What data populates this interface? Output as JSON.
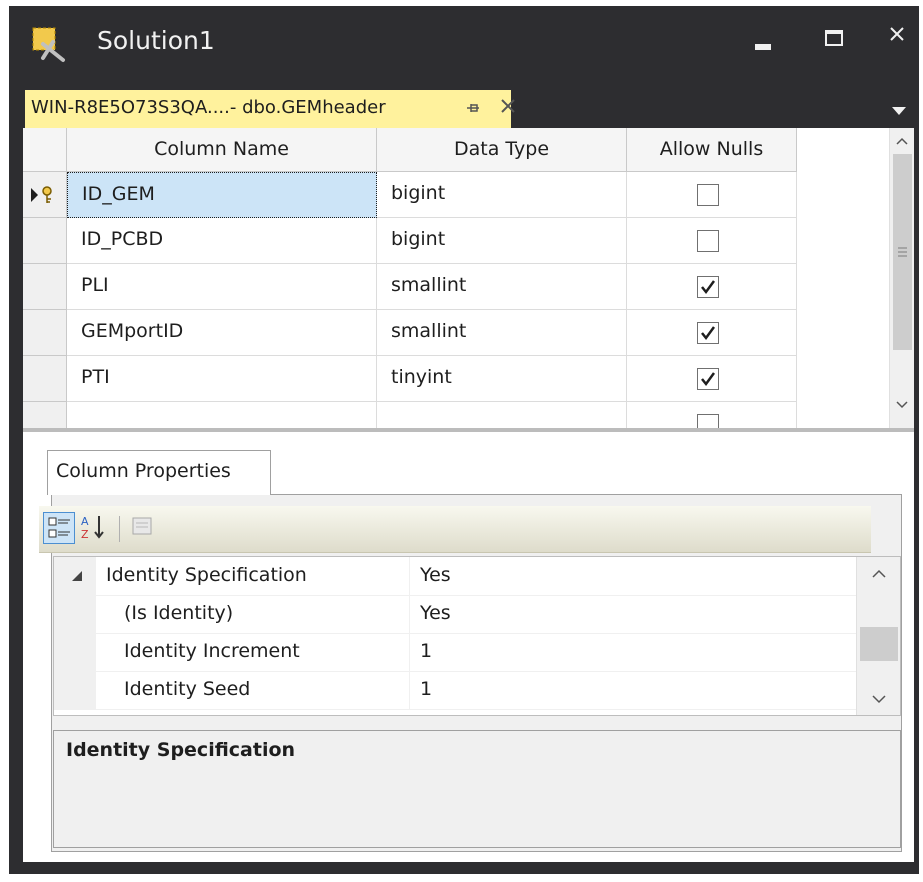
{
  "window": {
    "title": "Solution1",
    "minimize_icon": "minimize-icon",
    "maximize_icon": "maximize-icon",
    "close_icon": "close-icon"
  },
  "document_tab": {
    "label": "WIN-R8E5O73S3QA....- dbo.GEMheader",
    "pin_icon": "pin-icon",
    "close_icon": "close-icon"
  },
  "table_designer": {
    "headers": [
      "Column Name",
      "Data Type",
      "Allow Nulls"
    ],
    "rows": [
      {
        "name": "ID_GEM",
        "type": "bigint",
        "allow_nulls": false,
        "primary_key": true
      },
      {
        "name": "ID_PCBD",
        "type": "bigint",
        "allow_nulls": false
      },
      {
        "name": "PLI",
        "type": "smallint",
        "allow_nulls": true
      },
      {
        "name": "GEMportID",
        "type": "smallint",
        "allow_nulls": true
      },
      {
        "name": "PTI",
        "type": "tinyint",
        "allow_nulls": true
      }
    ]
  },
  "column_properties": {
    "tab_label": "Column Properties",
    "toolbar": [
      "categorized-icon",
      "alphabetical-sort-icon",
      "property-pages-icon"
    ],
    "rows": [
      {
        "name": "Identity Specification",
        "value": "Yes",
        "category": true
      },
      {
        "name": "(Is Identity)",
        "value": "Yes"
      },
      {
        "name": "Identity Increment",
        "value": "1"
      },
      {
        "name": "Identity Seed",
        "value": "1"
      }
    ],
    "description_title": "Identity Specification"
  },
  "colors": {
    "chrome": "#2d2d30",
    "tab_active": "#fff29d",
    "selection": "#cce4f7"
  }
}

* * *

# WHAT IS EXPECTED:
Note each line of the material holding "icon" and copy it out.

# SOLUTION:
    "minimize_icon": "minimize-icon",
    "maximize_icon": "maximize-icon",
    "close_icon": "close-icon"
    "pin_icon": "pin-icon",
    "close_icon": "close-icon"
      "categorized-icon",
      "alphabetical-sort-icon",
      "property-pages-icon"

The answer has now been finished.